The once-stealthy California company known as Astra came within 53 seconds of sending up a rocket to try winning a $2 million prize in the DARPA Launch Challenge today, but ended up scrubbing the launch.
If Astra’s “One of Three” rocket had successfully launched its payloads to orbit from the Pacific Spaceport Complex on Alaska’s Kodiak Island, it would have won DARPA’s first-stage prize — and it could have been in the running for the $10 million grand prize with a second orbital launch later this months.
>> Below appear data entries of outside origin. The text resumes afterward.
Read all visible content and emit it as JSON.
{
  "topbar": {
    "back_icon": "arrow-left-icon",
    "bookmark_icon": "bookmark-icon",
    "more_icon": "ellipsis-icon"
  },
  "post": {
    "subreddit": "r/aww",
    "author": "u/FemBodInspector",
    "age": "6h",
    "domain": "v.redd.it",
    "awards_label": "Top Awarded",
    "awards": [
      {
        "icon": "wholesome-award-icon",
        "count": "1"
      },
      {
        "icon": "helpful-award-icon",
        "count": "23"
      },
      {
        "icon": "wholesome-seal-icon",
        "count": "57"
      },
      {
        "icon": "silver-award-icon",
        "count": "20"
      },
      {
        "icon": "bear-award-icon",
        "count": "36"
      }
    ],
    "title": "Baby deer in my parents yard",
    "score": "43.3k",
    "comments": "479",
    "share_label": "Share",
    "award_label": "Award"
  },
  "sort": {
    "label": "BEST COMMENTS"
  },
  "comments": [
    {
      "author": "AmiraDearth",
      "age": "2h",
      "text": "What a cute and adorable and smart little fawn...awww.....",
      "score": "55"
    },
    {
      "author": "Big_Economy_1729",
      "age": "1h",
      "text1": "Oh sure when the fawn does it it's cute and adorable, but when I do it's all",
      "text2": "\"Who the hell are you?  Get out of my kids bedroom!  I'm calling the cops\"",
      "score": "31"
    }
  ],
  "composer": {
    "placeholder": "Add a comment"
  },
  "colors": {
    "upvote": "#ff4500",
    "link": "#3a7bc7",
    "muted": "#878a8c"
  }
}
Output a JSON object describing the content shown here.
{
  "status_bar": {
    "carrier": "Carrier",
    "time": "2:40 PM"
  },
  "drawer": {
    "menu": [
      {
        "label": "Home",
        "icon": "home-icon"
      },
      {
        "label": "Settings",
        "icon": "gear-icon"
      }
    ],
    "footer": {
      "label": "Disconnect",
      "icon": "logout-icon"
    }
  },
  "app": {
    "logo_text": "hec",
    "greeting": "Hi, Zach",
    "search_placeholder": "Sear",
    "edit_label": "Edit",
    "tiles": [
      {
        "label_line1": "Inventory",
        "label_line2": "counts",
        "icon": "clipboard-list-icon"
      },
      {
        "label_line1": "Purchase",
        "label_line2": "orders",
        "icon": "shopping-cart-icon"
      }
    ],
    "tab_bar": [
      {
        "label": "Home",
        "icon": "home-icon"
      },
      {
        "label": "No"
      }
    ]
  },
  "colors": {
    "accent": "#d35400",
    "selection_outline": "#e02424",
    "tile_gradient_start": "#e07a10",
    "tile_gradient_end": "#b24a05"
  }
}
But at literally the last minute, liftoff was held up due to off-nominal data from the rocket’s guidance, navigation and control system.
Today was the last day of Astra’s launch window under DARPA’s rules, and the failure to launch knocked the company out of the running for prizes. “They got almost there, almost to the finish line,” said DARPA program manager Todd Master. “They just didn’t quite make it.”
Astra said another launch attempt would soon be made with a different set of payloads. Astra CEO Chris Kemp said the company’s main objective is to execute a safe orbital launch, rather than taking a risk for the prize. “If the data was correct, it could have definitely caused a problem with the flight,” he said.